**Stored dataset items**
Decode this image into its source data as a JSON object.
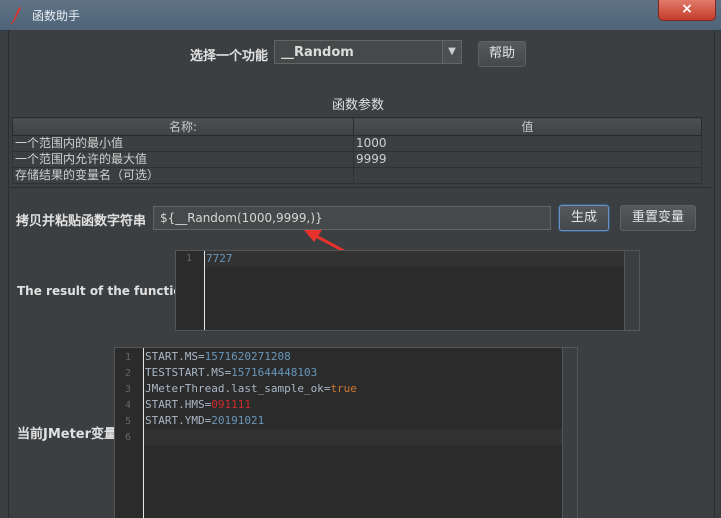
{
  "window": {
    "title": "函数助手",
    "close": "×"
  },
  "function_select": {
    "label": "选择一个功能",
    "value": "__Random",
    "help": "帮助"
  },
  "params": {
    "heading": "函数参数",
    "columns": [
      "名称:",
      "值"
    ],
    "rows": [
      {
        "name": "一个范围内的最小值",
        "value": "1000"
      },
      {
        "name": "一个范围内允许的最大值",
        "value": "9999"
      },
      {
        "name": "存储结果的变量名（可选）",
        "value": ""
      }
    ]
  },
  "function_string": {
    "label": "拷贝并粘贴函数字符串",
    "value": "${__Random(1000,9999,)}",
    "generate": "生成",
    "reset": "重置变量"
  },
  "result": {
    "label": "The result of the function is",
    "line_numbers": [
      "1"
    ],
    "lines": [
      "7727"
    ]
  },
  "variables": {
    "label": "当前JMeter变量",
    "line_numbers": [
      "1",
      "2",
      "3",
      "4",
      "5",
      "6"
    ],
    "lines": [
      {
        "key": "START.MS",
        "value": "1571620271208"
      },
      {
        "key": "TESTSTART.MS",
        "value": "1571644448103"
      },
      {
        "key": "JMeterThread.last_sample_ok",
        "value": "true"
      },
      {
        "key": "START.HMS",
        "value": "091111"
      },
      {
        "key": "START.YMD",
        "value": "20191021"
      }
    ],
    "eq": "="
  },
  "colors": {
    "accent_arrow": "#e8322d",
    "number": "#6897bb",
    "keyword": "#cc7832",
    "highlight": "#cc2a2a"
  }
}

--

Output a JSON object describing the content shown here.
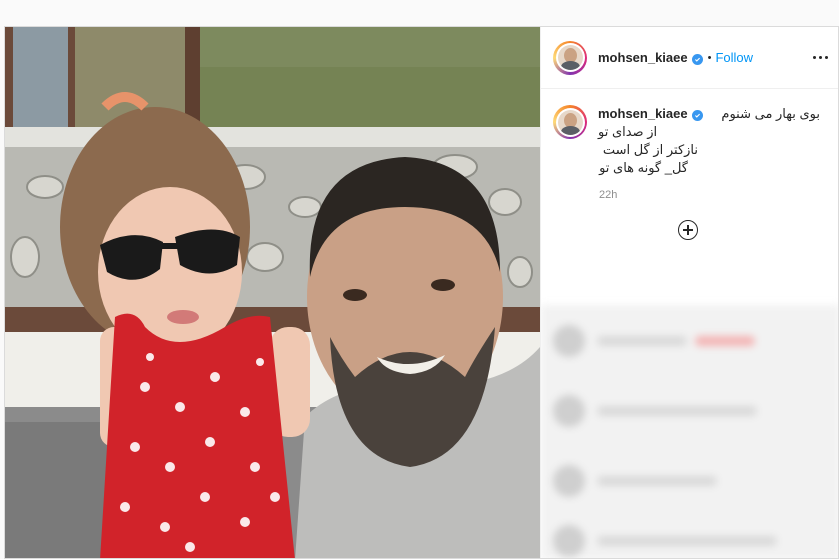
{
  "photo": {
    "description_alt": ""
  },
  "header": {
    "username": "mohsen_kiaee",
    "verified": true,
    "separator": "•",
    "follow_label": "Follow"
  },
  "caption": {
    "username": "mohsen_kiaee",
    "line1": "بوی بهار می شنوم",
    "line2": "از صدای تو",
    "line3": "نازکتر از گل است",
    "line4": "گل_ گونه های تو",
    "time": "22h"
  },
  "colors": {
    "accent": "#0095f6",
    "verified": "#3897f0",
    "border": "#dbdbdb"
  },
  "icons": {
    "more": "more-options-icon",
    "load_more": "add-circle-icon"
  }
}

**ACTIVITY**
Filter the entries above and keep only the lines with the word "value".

**RESULT OF THE EXERCISE**
    "value": "__Random",
        "value": "1000"
        "value": "9999"
        "value": ""
    "value": "${__Random(1000,9999,)}",
        "value": "1571620271208"
        "value": "1571644448103"
        "value": "true"
        "value": "091111"
        "value": "20191021"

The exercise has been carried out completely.